(Stored data)
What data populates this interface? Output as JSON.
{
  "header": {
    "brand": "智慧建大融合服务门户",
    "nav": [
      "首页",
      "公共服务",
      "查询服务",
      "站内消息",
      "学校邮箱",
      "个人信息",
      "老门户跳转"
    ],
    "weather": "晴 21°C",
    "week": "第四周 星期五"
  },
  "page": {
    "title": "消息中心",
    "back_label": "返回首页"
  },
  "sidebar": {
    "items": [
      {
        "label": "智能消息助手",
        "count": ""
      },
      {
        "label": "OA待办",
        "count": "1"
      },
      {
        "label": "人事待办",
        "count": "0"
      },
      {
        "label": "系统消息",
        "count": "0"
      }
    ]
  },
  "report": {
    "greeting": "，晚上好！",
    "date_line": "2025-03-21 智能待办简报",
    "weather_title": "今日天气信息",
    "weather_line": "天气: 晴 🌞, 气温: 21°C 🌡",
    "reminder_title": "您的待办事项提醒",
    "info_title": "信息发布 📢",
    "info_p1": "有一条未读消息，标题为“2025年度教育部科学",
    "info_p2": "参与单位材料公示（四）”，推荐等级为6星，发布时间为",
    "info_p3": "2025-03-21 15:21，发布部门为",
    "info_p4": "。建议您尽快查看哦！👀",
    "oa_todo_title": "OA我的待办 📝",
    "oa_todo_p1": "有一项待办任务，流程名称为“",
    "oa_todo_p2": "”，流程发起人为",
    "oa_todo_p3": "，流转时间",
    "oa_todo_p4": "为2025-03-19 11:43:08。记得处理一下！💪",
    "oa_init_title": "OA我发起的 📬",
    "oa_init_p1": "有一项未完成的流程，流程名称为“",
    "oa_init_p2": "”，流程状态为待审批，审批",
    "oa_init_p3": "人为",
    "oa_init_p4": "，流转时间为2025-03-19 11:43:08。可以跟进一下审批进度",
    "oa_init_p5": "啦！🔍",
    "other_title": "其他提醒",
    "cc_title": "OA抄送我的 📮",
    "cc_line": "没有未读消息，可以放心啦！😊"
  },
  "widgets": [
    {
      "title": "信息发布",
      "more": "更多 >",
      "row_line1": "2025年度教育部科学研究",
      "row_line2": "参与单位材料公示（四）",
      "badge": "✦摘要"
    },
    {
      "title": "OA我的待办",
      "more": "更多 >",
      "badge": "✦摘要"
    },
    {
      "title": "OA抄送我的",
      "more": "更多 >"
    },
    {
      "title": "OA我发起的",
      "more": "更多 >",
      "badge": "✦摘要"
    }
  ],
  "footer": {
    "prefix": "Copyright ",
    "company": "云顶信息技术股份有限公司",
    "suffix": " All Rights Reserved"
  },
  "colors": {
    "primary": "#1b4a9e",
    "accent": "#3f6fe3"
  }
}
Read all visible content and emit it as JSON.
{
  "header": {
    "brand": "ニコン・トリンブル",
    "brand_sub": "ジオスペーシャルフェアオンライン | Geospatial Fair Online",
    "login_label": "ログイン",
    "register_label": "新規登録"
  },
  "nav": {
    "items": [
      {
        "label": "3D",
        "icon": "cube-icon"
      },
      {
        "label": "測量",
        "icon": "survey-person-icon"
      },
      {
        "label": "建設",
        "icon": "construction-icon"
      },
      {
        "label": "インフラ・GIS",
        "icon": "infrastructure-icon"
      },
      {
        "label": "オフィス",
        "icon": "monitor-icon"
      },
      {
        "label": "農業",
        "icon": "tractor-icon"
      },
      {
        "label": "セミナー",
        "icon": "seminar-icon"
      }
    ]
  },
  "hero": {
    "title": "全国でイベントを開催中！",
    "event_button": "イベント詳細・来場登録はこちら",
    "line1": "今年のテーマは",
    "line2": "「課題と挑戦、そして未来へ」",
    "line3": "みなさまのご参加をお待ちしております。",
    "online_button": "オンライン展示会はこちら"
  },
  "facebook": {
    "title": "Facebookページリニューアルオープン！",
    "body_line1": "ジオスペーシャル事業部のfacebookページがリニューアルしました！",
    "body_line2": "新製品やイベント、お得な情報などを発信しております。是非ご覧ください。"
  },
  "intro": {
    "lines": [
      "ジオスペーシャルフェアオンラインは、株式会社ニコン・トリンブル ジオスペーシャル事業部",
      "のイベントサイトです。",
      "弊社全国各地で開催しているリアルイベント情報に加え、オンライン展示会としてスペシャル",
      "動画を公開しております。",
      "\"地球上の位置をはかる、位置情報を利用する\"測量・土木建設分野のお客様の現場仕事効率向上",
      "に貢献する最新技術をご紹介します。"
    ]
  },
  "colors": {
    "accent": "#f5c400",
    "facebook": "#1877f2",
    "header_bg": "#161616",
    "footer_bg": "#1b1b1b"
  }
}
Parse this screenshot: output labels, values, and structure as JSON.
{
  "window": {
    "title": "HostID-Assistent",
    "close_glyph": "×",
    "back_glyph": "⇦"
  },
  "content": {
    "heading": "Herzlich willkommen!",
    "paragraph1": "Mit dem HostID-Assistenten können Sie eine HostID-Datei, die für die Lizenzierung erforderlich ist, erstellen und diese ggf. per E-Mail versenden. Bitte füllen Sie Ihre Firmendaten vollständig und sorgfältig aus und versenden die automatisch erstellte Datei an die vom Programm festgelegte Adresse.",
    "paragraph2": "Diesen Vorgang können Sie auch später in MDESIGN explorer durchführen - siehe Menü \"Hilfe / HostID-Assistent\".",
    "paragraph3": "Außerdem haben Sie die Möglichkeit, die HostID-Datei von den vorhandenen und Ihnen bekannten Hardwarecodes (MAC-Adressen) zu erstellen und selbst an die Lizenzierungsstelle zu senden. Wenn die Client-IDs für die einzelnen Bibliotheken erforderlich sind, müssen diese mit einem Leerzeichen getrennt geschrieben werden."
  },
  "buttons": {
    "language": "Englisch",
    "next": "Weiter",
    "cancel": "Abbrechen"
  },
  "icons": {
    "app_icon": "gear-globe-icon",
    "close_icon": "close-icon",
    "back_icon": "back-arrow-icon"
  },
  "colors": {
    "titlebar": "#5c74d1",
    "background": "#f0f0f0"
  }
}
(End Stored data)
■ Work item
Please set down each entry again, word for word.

■ Exercise result
What data populates this interface? Output as JSON.
{
  "header": {
    "brand": "智慧建大融合服务门户",
    "nav": [
      "首页",
      "公共服务",
      "查询服务",
      "站内消息",
      "学校邮箱",
      "个人信息",
      "老门户跳转"
    ],
    "weather": "晴 21°C",
    "week": "第四周 星期五"
  },
  "page": {
    "title": "消息中心",
    "back_label": "返回首页"
  },
  "sidebar": {
    "items": [
      {
        "label": "智能消息助手",
        "count": ""
      },
      {
        "label": "OA待办",
        "count": "1"
      },
      {
        "label": "人事待办",
        "count": "0"
      },
      {
        "label": "系统消息",
        "count": "0"
      }
    ]
  },
  "report": {
    "greeting": "，晚上好！",
    "date_line": "2025-03-21 智能待办简报",
    "weather_title": "今日天气信息",
    "weather_line": "天气: 晴 🌞, 气温: 21°C 🌡",
    "reminder_title": "您的待办事项提醒",
    "info_title": "信息发布 📢",
    "info_p1": "有一条未读消息，标题为“2025年度教育部科学",
    "info_p2": "参与单位材料公示（四）”，推荐等级为6星，发布时间为",
    "info_p3": "2025-03-21 15:21，发布部门为",
    "info_p4": "。建议您尽快查看哦！👀",
    "oa_todo_title": "OA我的待办 📝",
    "oa_todo_p1": "有一项待办任务，流程名称为“",
    "oa_todo_p2": "”，流程发起人为",
    "oa_todo_p3": "，流转时间",
    "oa_todo_p4": "为2025-03-19 11:43:08。记得处理一下！💪",
    "oa_init_title": "OA我发起的 📬",
    "oa_init_p1": "有一项未完成的流程，流程名称为“",
    "oa_init_p2": "”，流程状态为待审批，审批",
    "oa_init_p3": "人为",
    "oa_init_p4": "，流转时间为2025-03-19 11:43:08。可以跟进一下审批进度",
    "oa_init_p5": "啦！🔍",
    "other_title": "其他提醒",
    "cc_title": "OA抄送我的 📮",
    "cc_line": "没有未读消息，可以放心啦！😊"
  },
  "widgets": [
    {
      "title": "信息发布",
      "more": "更多 >",
      "row_line1": "2025年度教育部科学研究",
      "row_line2": "参与单位材料公示（四）",
      "badge": "✦摘要"
    },
    {
      "title": "OA我的待办",
      "more": "更多 >",
      "badge": "✦摘要"
    },
    {
      "title": "OA抄送我的",
      "more": "更多 >"
    },
    {
      "title": "OA我发起的",
      "more": "更多 >",
      "badge": "✦摘要"
    }
  ],
  "footer": {
    "prefix": "Copyright ",
    "company": "云顶信息技术股份有限公司",
    "suffix": " All Rights Reserved"
  },
  "colors": {
    "primary": "#1b4a9e",
    "accent": "#3f6fe3"
  }
}
Read all visible content and emit it as JSON.
{
  "header": {
    "brand": "ニコン・トリンブル",
    "brand_sub": "ジオスペーシャルフェアオンライン | Geospatial Fair Online",
    "login_label": "ログイン",
    "register_label": "新規登録"
  },
  "nav": {
    "items": [
      {
        "label": "3D",
        "icon": "cube-icon"
      },
      {
        "label": "測量",
        "icon": "survey-person-icon"
      },
      {
        "label": "建設",
        "icon": "construction-icon"
      },
      {
        "label": "インフラ・GIS",
        "icon": "infrastructure-icon"
      },
      {
        "label": "オフィス",
        "icon": "monitor-icon"
      },
      {
        "label": "農業",
        "icon": "tractor-icon"
      },
      {
        "label": "セミナー",
        "icon": "seminar-icon"
      }
    ]
  },
  "hero": {
    "title": "全国でイベントを開催中！",
    "event_button": "イベント詳細・来場登録はこちら",
    "line1": "今年のテーマは",
    "line2": "「課題と挑戦、そして未来へ」",
    "line3": "みなさまのご参加をお待ちしております。",
    "online_button": "オンライン展示会はこちら"
  },
  "facebook": {
    "title": "Facebookページリニューアルオープン！",
    "body_line1": "ジオスペーシャル事業部のfacebookページがリニューアルしました！",
    "body_line2": "新製品やイベント、お得な情報などを発信しております。是非ご覧ください。"
  },
  "intro": {
    "lines": [
      "ジオスペーシャルフェアオンラインは、株式会社ニコン・トリンブル ジオスペーシャル事業部",
      "のイベントサイトです。",
      "弊社全国各地で開催しているリアルイベント情報に加え、オンライン展示会としてスペシャル",
      "動画を公開しております。",
      "\"地球上の位置をはかる、位置情報を利用する\"測量・土木建設分野のお客様の現場仕事効率向上",
      "に貢献する最新技術をご紹介します。"
    ]
  },
  "colors": {
    "accent": "#f5c400",
    "facebook": "#1877f2",
    "header_bg": "#161616",
    "footer_bg": "#1b1b1b"
  }
}
Parse this screenshot: output labels, values, and structure as JSON.
{
  "window": {
    "title": "HostID-Assistent",
    "close_glyph": "×",
    "back_glyph": "⇦"
  },
  "content": {
    "heading": "Herzlich willkommen!",
    "paragraph1": "Mit dem HostID-Assistenten können Sie eine HostID-Datei, die für die Lizenzierung erforderlich ist, erstellen und diese ggf. per E-Mail versenden. Bitte füllen Sie Ihre Firmendaten vollständig und sorgfältig aus und versenden die automatisch erstellte Datei an die vom Programm festgelegte Adresse.",
    "paragraph2": "Diesen Vorgang können Sie auch später in MDESIGN explorer durchführen - siehe Menü \"Hilfe / HostID-Assistent\".",
    "paragraph3": "Außerdem haben Sie die Möglichkeit, die HostID-Datei von den vorhandenen und Ihnen bekannten Hardwarecodes (MAC-Adressen) zu erstellen und selbst an die Lizenzierungsstelle zu senden. Wenn die Client-IDs für die einzelnen Bibliotheken erforderlich sind, müssen diese mit einem Leerzeichen getrennt geschrieben werden."
  },
  "buttons": {
    "language": "Englisch",
    "next": "Weiter",
    "cancel": "Abbrechen"
  },
  "icons": {
    "app_icon": "gear-globe-icon",
    "close_icon": "close-icon",
    "back_icon": "back-arrow-icon"
  },
  "colors": {
    "titlebar": "#5c74d1",
    "background": "#f0f0f0"
  }
}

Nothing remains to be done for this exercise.